Last week, Council Member Jacob Frey posted a really racist Minneapolis "Planning Area Designation" map to his Facebook page. (But as Minneapolis historian Kirsten Delegard tells us on Twitter, the map is descriptive, not prescriptive, so it's not correct to call it a "planning map.")
In north Minneapolis, the map designates a "Negro Section (Largest in city)." That area is in the same general vicinity as one of the map's handful of "Slum" sections. There are also areas labeled "Foreign Born," "Working Men's Homes," and "Hobohemia." On the flipside, the affluent southwest part of town is labeled, "Gold Coast."
Here's the map, which overlays the original document with "Interstate Highways and selected modern landmarks" from 2012 (click to enlarge):
On Facebook, Frey wrote:
Think our city has been desegregated? I beg to differ. What has changed since 1935 when we literally zoned by race? If you are unable to read the small type, North Minneapolis is marked as "Negro Section," NE is marked "Foreign Born," Southwest is marked "Gold Coast," SE is marked "Middle Class."Frey tells us he isn't totally sure the map is legit, but notes the eerie similarly between the planning zone names and modern-day Minneapolis's demographics -- for instance, the "Gold Coast" is still one of the wealthiest areas, while the "Negro Section" is the core of the city's African-American community.
These policy decisions still haunt us today, and are at the root of our opportunity gap. As I have said so many times, we cannot move beyond our problems unless we are living together.
Frey says he was given a paper copy of the map by someone at the Summit Academy, which he then uploaded to the web.
We asked city of Minneapolis spokesperson Casper Hill whether he could tell us anything about the city's role in preparing the map almost 80 years ago.
"I cannot determine whether or not elements of this map were created by the city of Minneapolis in the 1930s," Hill says.

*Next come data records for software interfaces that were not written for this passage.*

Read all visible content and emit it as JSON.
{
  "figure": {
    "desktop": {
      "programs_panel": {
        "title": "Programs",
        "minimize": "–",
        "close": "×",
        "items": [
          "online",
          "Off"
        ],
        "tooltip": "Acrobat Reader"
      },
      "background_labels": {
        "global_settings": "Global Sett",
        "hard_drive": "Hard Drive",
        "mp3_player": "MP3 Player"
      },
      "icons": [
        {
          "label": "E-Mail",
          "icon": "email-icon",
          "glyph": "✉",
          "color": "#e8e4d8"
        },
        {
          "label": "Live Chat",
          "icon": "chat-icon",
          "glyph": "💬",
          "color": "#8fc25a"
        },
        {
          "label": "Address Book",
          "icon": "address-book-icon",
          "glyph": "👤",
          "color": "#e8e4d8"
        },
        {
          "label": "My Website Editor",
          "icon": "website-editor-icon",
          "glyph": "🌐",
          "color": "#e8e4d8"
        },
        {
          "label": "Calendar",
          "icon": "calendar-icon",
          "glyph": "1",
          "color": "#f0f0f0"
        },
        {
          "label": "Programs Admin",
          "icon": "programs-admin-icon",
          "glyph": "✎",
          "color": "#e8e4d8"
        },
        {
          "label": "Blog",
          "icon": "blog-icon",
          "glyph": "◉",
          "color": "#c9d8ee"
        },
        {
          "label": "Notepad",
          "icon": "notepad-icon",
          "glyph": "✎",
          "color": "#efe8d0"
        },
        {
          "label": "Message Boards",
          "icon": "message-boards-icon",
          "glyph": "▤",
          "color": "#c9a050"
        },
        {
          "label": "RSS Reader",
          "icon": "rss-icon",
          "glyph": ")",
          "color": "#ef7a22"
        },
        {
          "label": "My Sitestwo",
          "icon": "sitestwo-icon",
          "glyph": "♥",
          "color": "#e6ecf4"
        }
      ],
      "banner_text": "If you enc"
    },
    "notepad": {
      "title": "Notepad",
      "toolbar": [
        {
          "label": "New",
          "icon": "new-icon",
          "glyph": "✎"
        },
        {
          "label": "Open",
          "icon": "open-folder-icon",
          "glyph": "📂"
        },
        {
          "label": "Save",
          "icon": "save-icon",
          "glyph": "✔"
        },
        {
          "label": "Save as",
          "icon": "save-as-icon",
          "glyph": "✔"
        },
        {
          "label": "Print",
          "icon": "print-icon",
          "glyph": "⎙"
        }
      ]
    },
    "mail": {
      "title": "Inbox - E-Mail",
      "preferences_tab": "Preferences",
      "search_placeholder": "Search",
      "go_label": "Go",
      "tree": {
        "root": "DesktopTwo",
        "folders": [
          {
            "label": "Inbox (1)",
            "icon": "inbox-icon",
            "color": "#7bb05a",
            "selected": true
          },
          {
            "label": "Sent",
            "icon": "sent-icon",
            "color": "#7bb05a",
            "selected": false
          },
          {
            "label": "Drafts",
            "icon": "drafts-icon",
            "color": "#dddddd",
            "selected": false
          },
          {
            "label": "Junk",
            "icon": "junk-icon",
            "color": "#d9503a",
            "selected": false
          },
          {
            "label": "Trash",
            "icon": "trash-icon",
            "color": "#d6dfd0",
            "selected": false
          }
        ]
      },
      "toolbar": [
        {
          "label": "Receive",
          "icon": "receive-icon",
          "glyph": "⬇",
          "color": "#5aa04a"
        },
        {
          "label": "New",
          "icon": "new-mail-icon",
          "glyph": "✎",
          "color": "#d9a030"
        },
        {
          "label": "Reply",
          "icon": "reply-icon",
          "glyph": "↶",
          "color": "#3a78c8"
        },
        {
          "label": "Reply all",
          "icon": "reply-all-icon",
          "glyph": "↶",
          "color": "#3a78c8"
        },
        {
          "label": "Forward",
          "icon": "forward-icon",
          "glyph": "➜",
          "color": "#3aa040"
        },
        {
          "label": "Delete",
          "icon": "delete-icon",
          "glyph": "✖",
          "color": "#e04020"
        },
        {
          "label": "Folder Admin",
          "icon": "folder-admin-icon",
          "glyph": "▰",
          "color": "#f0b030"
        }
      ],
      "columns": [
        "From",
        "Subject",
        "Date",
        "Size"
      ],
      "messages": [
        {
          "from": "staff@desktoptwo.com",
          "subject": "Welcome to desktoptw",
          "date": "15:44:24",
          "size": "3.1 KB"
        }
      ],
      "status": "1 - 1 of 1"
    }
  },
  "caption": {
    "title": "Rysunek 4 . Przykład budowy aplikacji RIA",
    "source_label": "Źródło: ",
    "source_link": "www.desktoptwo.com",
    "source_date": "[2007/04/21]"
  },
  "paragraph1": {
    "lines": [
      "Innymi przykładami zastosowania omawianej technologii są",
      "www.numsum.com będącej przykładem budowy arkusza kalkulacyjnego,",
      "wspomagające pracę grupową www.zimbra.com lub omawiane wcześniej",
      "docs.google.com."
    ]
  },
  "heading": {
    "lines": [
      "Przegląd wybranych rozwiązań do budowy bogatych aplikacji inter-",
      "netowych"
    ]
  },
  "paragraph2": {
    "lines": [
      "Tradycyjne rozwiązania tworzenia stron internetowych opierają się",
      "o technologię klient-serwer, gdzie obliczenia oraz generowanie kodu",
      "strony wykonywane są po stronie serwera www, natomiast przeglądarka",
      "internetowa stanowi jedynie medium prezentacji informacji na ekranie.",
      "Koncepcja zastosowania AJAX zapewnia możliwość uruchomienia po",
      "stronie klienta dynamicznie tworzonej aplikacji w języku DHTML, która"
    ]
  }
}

On Twitter, Chris Steller points us to a post on PropertyProfBlog that indicates the map was first published by the Minneapolis Council of Social Agencies in 1937.